Cover connections on the motor unit
Once you have connected the ground wire and all wire harnesses, slide the cover down the downrod and secure it to the motor unit 6. If the cover has two pieces, first lower the larger ring and rotate it till it seats snugly atop the motor unit. Then lower the (upper) trim piece onto the cover ring. Secure the covers with the screws provided.
Note: After you install the cover(s) there may be a gap between the lower ring and the airfoils. This is a common detail on many fans that allows heat from the motor to dissipate. Check your installation guide to be sure.
Mounting the fan
Before hanging your fan from the mounting bracket in the ceiling, it will be necessary to slide the upper wiring cover and the mounting ball onto the downrod—in that order. More advanced fans, such as the Haiku L Series, may also have an LED diffuser ring. If so, slide the diffuser ring onto the downrod first—but do not seat the ring in the wiring cover yet.

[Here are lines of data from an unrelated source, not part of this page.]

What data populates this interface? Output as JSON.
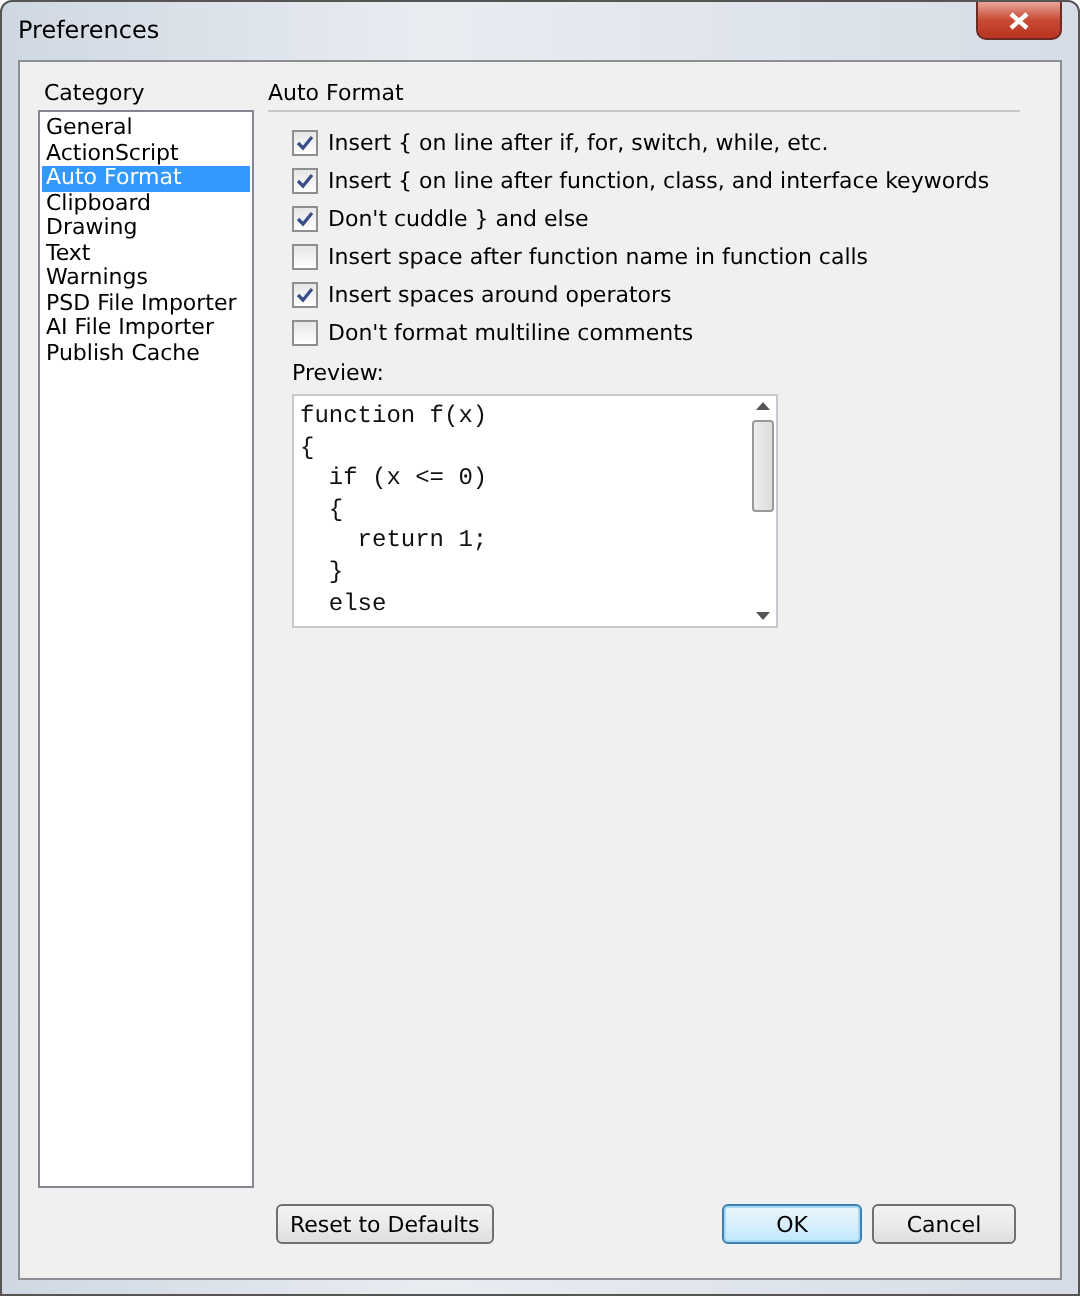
{
  "window": {
    "title": "Preferences"
  },
  "category": {
    "label": "Category",
    "items": [
      {
        "label": "General",
        "selected": false
      },
      {
        "label": "ActionScript",
        "selected": false
      },
      {
        "label": "Auto Format",
        "selected": true
      },
      {
        "label": "Clipboard",
        "selected": false
      },
      {
        "label": "Drawing",
        "selected": false
      },
      {
        "label": "Text",
        "selected": false
      },
      {
        "label": "Warnings",
        "selected": false
      },
      {
        "label": "PSD File Importer",
        "selected": false
      },
      {
        "label": "AI File Importer",
        "selected": false
      },
      {
        "label": "Publish Cache",
        "selected": false
      }
    ]
  },
  "panel": {
    "title": "Auto Format",
    "options": [
      {
        "label": "Insert { on line after if, for, switch, while, etc.",
        "checked": true
      },
      {
        "label": "Insert { on line after function, class, and interface keywords",
        "checked": true
      },
      {
        "label": "Don't cuddle } and else",
        "checked": true
      },
      {
        "label": "Insert space after function name in function calls",
        "checked": false
      },
      {
        "label": "Insert spaces around operators",
        "checked": true
      },
      {
        "label": "Don't format multiline comments",
        "checked": false
      }
    ],
    "preview": {
      "label": "Preview:",
      "lines": [
        "function f(x)",
        "{",
        "  if (x <= 0)",
        "  {",
        "    return 1;",
        "  }",
        "  else"
      ]
    }
  },
  "buttons": [
    {
      "label": "Reset to Defaults",
      "default": false
    },
    {
      "label": "OK",
      "default": true
    },
    {
      "label": "Cancel",
      "default": false
    }
  ]
}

Now attach the mounting ball to the top of the downrod. Here again, details will vary. In our sequence, first slide a short steel pin through holes at the top of the downrod, then slide the mounting ball up till the ends of the pin seat in the inner slots of the ball. Insert the provided steel wedge into the mounting ball slot and tighten the screw to secure the parts and hold the mounting ball in place 7.
Now you’re ready to hang the fan in the mounting bracket. Align the slot in the mounting ball to the rib in the bracket, insert the mounting ball, and let it hang freely 8. Gently twist the downrod to make sure the mounting ball is fully seated.
Thread the ground wire sticking out of the downrod through the mounting bracket and secure it to the captive screw on the outside of the bracket. If your fan also has a safety cable to prevent a fan’s disengaging from the mounting bracket, install it now 9. Note that some local building codes require that the safety cable be attached to a ceiling joist or to a metal brace mounted to two ceiling joists.
If your fan will be controlled by a wall unit, as the Haiku L Series fan is, insert its Wi-Fi module into the fan control box and slide it into the mounting bracket now 10. Be careful not to pinch the wires between the mounting bracket and the control box.
Snap the LED indicator into the gap in the mounting bracket. Then connect the wiring harnesses from the control box to the harnesses from the power supply in the outlet box. Last, connect the wire harnesses emerging from the top of the downrod to the corresponding receptacles on the control box.
|Safety Alert: Although there are plastic ceiling boxes rated for fans, many installers won’t touch them. Spooked by the possibility of stripped screw holes and crashing fans, they insist on using a metal fan box.|
Installing the wiring cover
Aligning the arrows on the mounting bracket to those on the wiring cover, slide the cover up until it sits flush with the mounting bracket 11. After making sure all wiring is safely tucked inside the cover, screw it to the bracket 12. If your fan model has an LED diffuser ring, slide it up and plug it into the LED indicator receptacle, accessible through an opening in the underside of the cover. Snap the diffuser ring securely into place.
Restore power to the fan outlet box. Use the remote control to turn on the fan and test its various functions. If you also purchased a wall control, follow its instruction guide to set it up.
Photo sequence courtesy of Haiku Home/Big Ass Solutions
Excerpted from Wiring Complete, 3rd Edition (The Taunton Press, 2017) by Michael Litchfield and Michael McAlister